_Exercise description_.
All lines holding the word "true" should be located in the records and copied.

### Input for this task ###

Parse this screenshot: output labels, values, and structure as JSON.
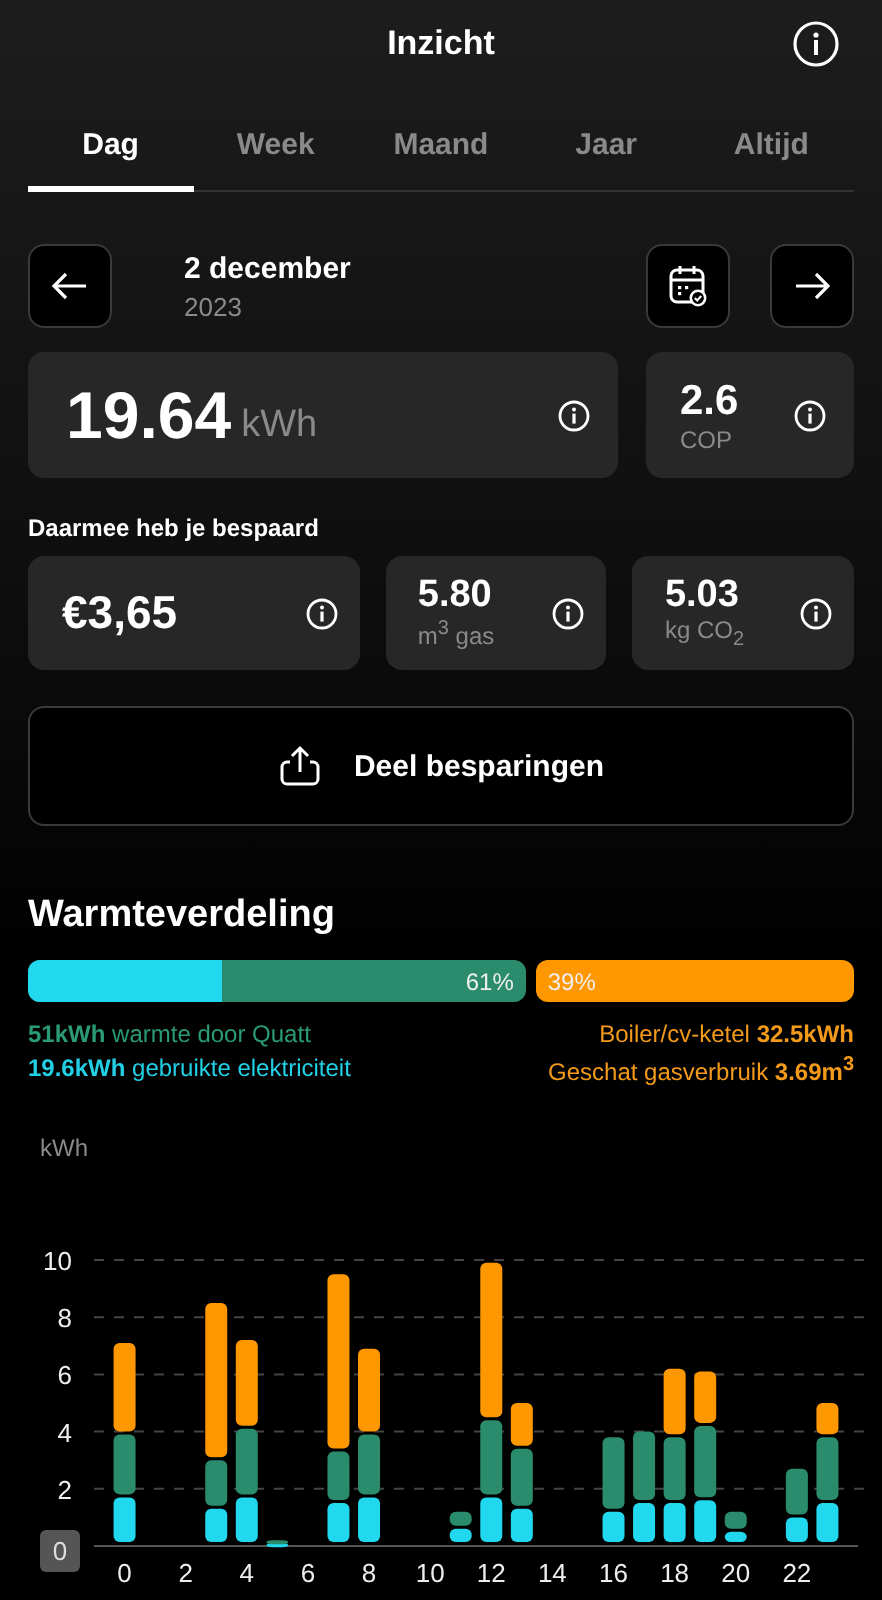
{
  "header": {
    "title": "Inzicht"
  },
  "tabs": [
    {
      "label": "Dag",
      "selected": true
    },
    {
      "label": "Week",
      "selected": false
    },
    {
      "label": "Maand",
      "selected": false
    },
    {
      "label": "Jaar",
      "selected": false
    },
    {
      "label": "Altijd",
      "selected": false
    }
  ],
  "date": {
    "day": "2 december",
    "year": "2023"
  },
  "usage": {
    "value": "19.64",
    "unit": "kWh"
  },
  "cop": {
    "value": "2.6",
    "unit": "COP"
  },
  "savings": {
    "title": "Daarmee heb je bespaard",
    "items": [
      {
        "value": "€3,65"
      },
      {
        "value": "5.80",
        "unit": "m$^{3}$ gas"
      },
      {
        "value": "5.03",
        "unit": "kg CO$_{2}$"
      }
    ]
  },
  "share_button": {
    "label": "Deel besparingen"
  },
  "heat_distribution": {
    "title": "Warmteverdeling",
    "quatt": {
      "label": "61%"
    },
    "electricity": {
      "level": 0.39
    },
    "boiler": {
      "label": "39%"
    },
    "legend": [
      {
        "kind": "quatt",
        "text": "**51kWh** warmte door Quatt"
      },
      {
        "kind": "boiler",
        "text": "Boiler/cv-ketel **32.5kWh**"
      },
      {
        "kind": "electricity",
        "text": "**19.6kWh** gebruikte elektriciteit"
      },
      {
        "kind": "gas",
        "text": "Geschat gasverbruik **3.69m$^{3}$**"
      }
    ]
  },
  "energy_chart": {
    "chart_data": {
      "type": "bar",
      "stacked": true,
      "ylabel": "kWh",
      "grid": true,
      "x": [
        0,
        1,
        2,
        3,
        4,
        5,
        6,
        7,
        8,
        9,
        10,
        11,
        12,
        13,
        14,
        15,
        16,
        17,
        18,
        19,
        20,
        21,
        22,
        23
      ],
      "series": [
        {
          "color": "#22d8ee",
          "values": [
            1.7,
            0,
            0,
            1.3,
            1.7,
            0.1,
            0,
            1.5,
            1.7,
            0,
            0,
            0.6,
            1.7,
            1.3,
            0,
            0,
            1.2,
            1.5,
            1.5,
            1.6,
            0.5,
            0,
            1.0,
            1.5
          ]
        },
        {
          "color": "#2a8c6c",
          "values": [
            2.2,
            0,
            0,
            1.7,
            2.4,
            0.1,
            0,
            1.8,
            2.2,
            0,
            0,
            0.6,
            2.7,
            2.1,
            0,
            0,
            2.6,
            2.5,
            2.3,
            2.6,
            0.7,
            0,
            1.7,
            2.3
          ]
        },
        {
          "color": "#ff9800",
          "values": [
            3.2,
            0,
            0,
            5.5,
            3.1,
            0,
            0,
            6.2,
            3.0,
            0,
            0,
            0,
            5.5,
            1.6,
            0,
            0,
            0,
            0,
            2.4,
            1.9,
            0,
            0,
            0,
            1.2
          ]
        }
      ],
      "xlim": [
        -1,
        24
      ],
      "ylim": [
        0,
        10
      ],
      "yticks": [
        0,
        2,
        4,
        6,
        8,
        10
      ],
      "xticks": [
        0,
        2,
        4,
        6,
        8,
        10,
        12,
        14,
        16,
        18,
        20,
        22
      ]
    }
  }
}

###
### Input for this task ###

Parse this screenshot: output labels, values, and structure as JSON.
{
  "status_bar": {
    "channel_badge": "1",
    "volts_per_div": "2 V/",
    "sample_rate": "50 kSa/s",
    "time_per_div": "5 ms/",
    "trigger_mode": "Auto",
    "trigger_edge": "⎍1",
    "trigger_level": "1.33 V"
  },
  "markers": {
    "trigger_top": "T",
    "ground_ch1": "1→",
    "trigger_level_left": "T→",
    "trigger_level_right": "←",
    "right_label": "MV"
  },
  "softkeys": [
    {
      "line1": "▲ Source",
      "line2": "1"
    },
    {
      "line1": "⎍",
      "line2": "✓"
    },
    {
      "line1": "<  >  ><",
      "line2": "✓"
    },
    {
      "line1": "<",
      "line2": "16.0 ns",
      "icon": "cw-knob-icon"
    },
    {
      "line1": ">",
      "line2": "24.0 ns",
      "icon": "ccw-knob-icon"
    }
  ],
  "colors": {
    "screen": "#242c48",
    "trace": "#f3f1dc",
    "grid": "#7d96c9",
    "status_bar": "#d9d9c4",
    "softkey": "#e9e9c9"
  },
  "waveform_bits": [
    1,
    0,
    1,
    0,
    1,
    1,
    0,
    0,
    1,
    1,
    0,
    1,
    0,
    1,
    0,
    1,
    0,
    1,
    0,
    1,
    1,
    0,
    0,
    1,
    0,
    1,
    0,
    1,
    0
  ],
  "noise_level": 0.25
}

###

_Result below_.
      "selected": true
      "stacked": true,
      "grid": true,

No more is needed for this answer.